▶ EXERCISE
Copy the lines below exactly. No picture goes into the copy.

▶ ENTRIES SUPPLIED

::::::::

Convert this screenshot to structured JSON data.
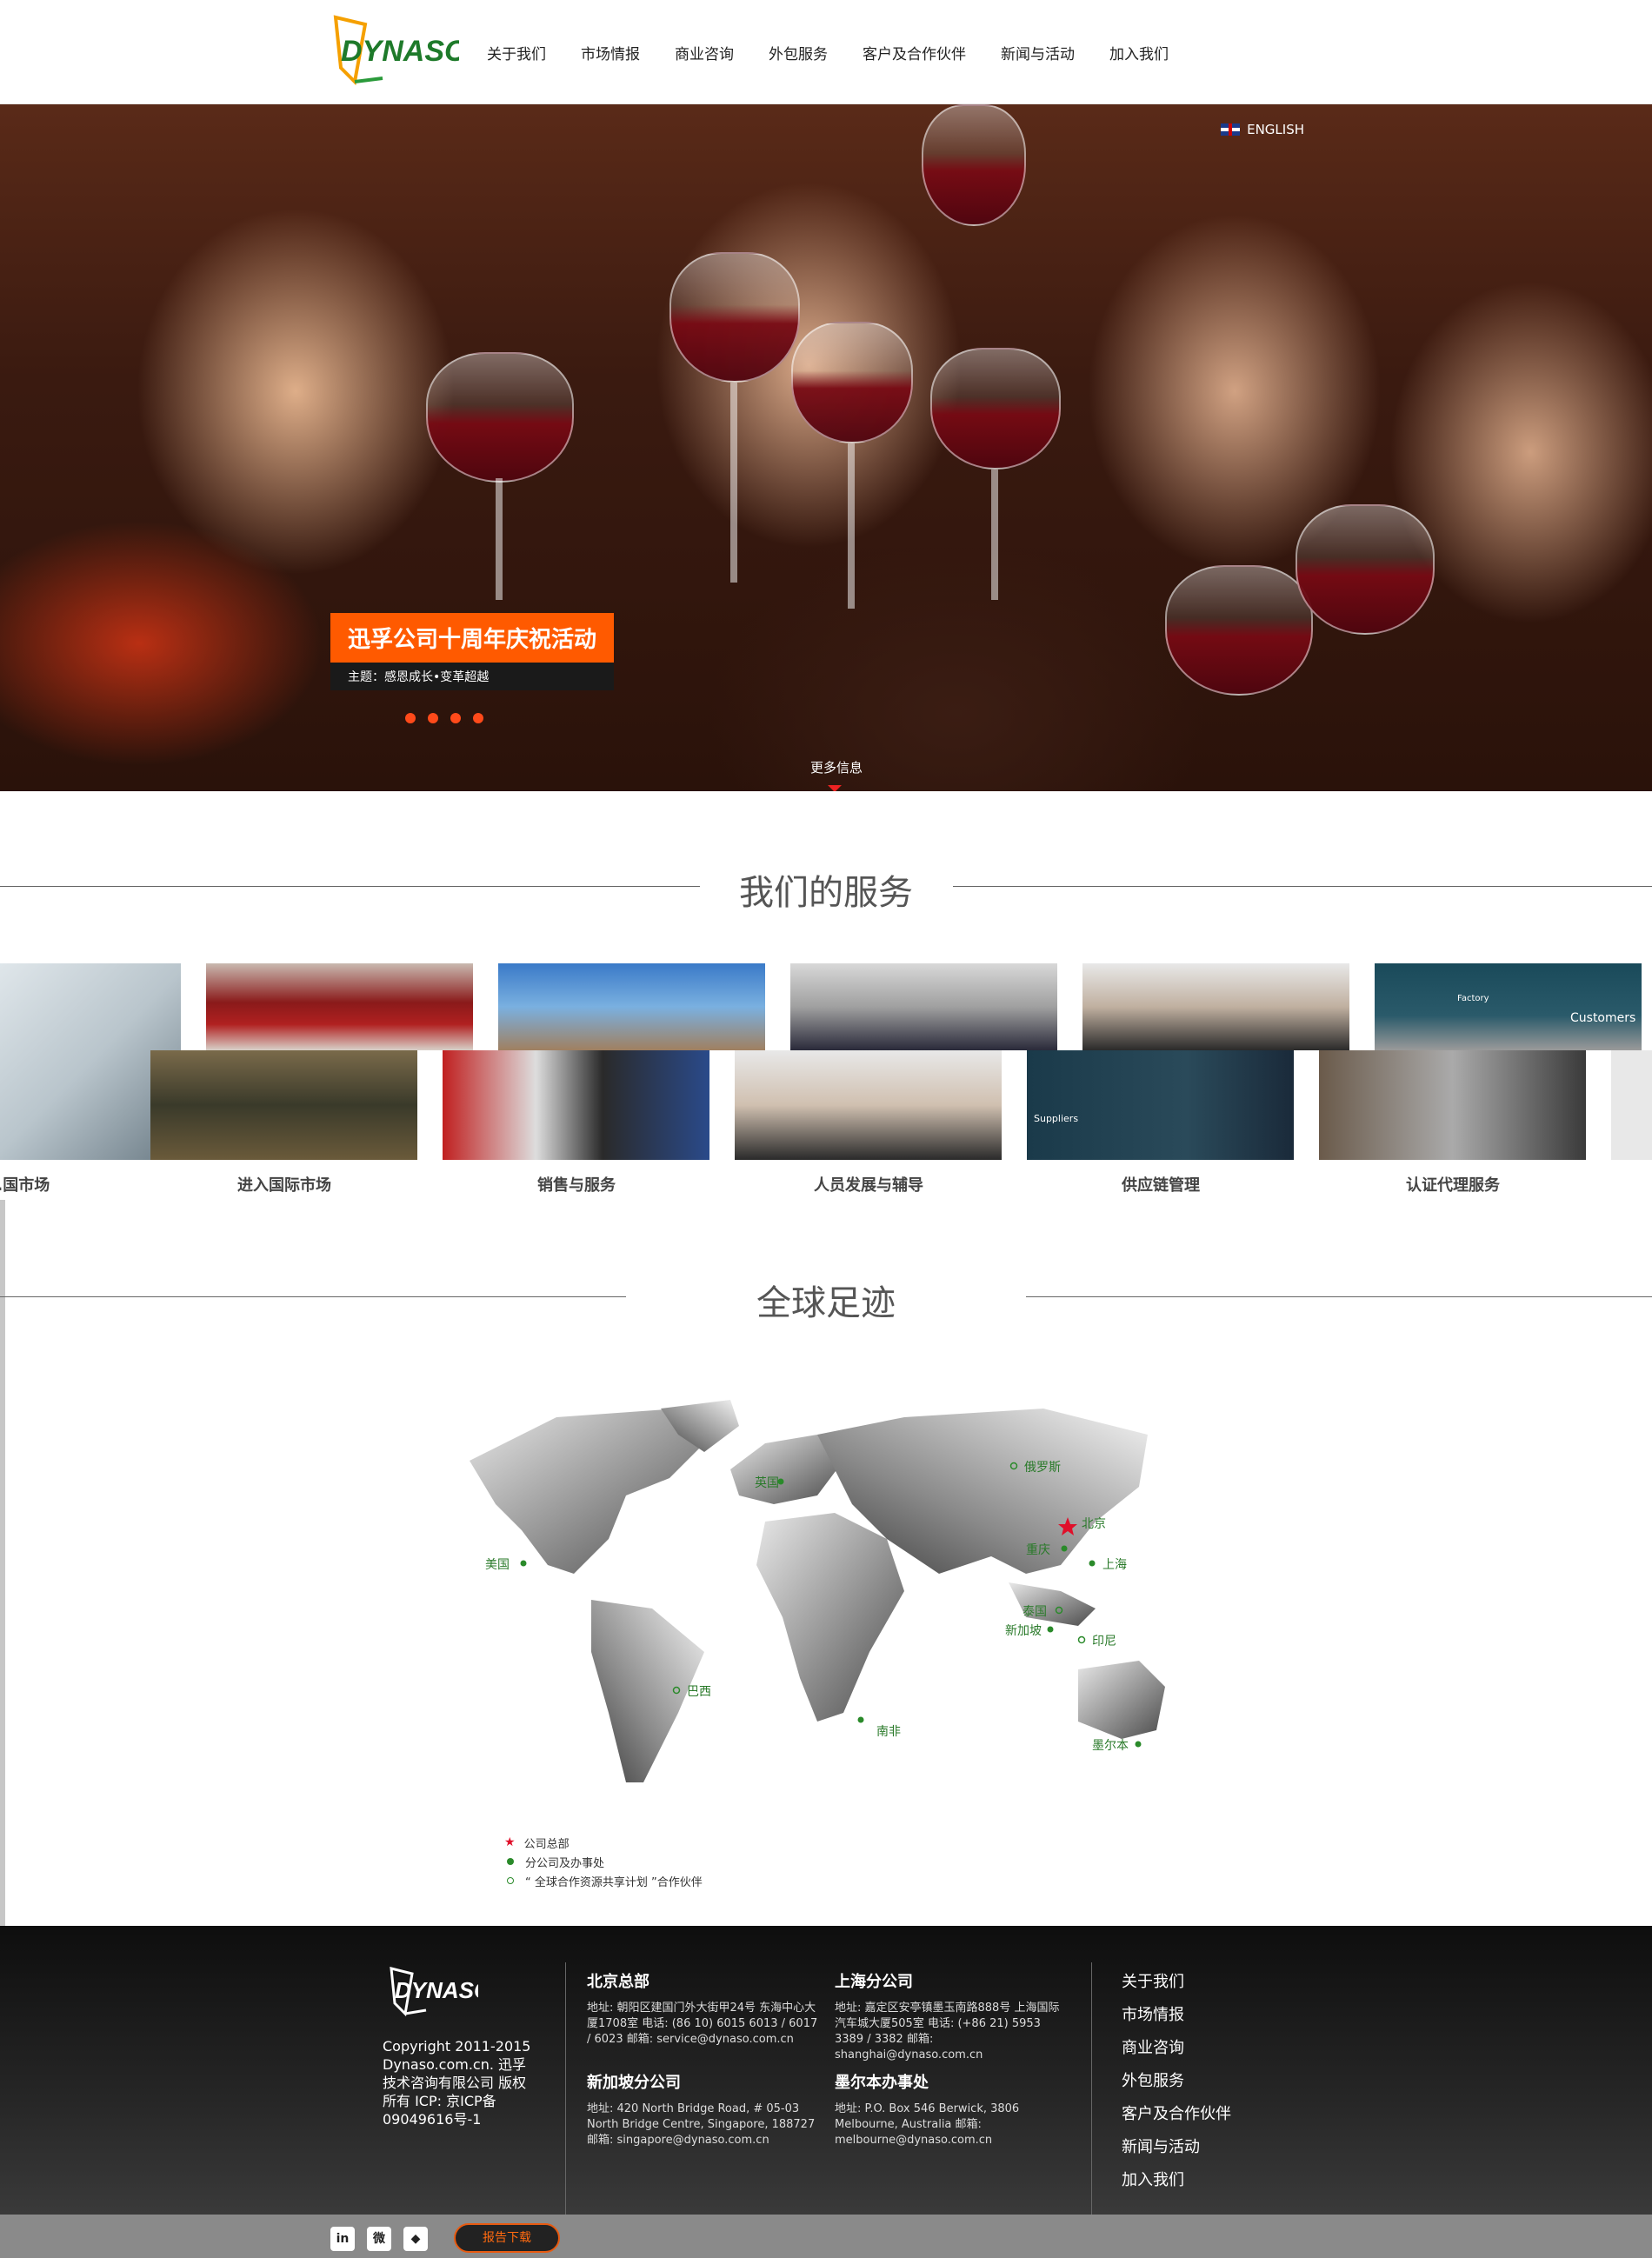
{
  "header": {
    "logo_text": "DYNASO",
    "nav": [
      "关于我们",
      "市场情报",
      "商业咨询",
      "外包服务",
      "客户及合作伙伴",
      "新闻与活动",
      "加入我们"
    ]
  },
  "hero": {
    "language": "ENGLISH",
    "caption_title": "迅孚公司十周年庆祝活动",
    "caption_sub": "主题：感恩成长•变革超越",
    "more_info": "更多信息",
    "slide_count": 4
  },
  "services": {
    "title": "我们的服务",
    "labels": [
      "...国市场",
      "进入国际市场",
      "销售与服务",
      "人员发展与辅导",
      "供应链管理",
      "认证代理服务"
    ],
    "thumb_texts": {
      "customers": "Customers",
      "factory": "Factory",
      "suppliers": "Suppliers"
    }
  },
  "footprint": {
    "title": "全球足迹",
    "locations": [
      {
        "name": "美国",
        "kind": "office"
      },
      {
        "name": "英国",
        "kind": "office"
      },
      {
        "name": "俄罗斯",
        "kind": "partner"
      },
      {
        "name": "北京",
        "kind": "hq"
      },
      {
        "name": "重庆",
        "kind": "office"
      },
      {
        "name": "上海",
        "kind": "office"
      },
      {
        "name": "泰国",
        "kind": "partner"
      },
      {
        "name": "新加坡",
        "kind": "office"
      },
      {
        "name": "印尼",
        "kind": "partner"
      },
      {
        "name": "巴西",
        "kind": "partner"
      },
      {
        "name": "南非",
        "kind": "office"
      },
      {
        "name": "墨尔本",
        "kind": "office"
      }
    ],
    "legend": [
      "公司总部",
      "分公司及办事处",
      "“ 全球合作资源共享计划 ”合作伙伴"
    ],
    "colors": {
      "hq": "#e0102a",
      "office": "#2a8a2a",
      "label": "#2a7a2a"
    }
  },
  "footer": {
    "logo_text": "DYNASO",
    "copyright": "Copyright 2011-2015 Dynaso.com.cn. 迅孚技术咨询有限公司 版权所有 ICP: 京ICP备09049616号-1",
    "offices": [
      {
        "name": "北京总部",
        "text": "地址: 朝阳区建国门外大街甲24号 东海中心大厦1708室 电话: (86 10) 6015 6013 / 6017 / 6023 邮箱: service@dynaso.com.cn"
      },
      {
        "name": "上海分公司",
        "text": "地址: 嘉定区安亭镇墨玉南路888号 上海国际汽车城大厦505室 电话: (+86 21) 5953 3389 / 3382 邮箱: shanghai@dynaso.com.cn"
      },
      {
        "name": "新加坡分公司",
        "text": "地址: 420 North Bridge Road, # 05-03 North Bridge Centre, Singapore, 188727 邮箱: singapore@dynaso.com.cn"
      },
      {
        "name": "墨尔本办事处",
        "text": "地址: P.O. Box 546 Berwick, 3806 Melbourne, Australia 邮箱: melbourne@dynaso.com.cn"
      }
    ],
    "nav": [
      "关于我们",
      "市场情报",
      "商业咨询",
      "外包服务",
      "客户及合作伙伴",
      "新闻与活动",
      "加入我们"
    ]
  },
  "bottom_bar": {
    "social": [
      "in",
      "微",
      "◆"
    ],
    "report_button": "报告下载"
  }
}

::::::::

▶ TASK RESULT
Convert this screenshot to structured JSON data.
{
  "header": {
    "logo_text": "DYNASO",
    "nav": [
      "关于我们",
      "市场情报",
      "商业咨询",
      "外包服务",
      "客户及合作伙伴",
      "新闻与活动",
      "加入我们"
    ]
  },
  "hero": {
    "language": "ENGLISH",
    "caption_title": "迅孚公司十周年庆祝活动",
    "caption_sub": "主题：感恩成长•变革超越",
    "more_info": "更多信息",
    "slide_count": 4
  },
  "services": {
    "title": "我们的服务",
    "labels": [
      "...国市场",
      "进入国际市场",
      "销售与服务",
      "人员发展与辅导",
      "供应链管理",
      "认证代理服务"
    ],
    "thumb_texts": {
      "customers": "Customers",
      "factory": "Factory",
      "suppliers": "Suppliers"
    }
  },
  "footprint": {
    "title": "全球足迹",
    "locations": [
      {
        "name": "美国",
        "kind": "office"
      },
      {
        "name": "英国",
        "kind": "office"
      },
      {
        "name": "俄罗斯",
        "kind": "partner"
      },
      {
        "name": "北京",
        "kind": "hq"
      },
      {
        "name": "重庆",
        "kind": "office"
      },
      {
        "name": "上海",
        "kind": "office"
      },
      {
        "name": "泰国",
        "kind": "partner"
      },
      {
        "name": "新加坡",
        "kind": "office"
      },
      {
        "name": "印尼",
        "kind": "partner"
      },
      {
        "name": "巴西",
        "kind": "partner"
      },
      {
        "name": "南非",
        "kind": "office"
      },
      {
        "name": "墨尔本",
        "kind": "office"
      }
    ],
    "legend": [
      "公司总部",
      "分公司及办事处",
      "“ 全球合作资源共享计划 ”合作伙伴"
    ],
    "colors": {
      "hq": "#e0102a",
      "office": "#2a8a2a",
      "label": "#2a7a2a"
    }
  },
  "footer": {
    "logo_text": "DYNASO",
    "copyright": "Copyright 2011-2015 Dynaso.com.cn. 迅孚技术咨询有限公司 版权所有 ICP: 京ICP备09049616号-1",
    "offices": [
      {
        "name": "北京总部",
        "text": "地址: 朝阳区建国门外大街甲24号 东海中心大厦1708室 电话: (86 10) 6015 6013 / 6017 / 6023 邮箱: service@dynaso.com.cn"
      },
      {
        "name": "上海分公司",
        "text": "地址: 嘉定区安亭镇墨玉南路888号 上海国际汽车城大厦505室 电话: (+86 21) 5953 3389 / 3382 邮箱: shanghai@dynaso.com.cn"
      },
      {
        "name": "新加坡分公司",
        "text": "地址: 420 North Bridge Road, # 05-03 North Bridge Centre, Singapore, 188727 邮箱: singapore@dynaso.com.cn"
      },
      {
        "name": "墨尔本办事处",
        "text": "地址: P.O. Box 546 Berwick, 3806 Melbourne, Australia 邮箱: melbourne@dynaso.com.cn"
      }
    ],
    "nav": [
      "关于我们",
      "市场情报",
      "商业咨询",
      "外包服务",
      "客户及合作伙伴",
      "新闻与活动",
      "加入我们"
    ]
  },
  "bottom_bar": {
    "social": [
      "in",
      "微",
      "◆"
    ],
    "report_button": "报告下载"
  }
}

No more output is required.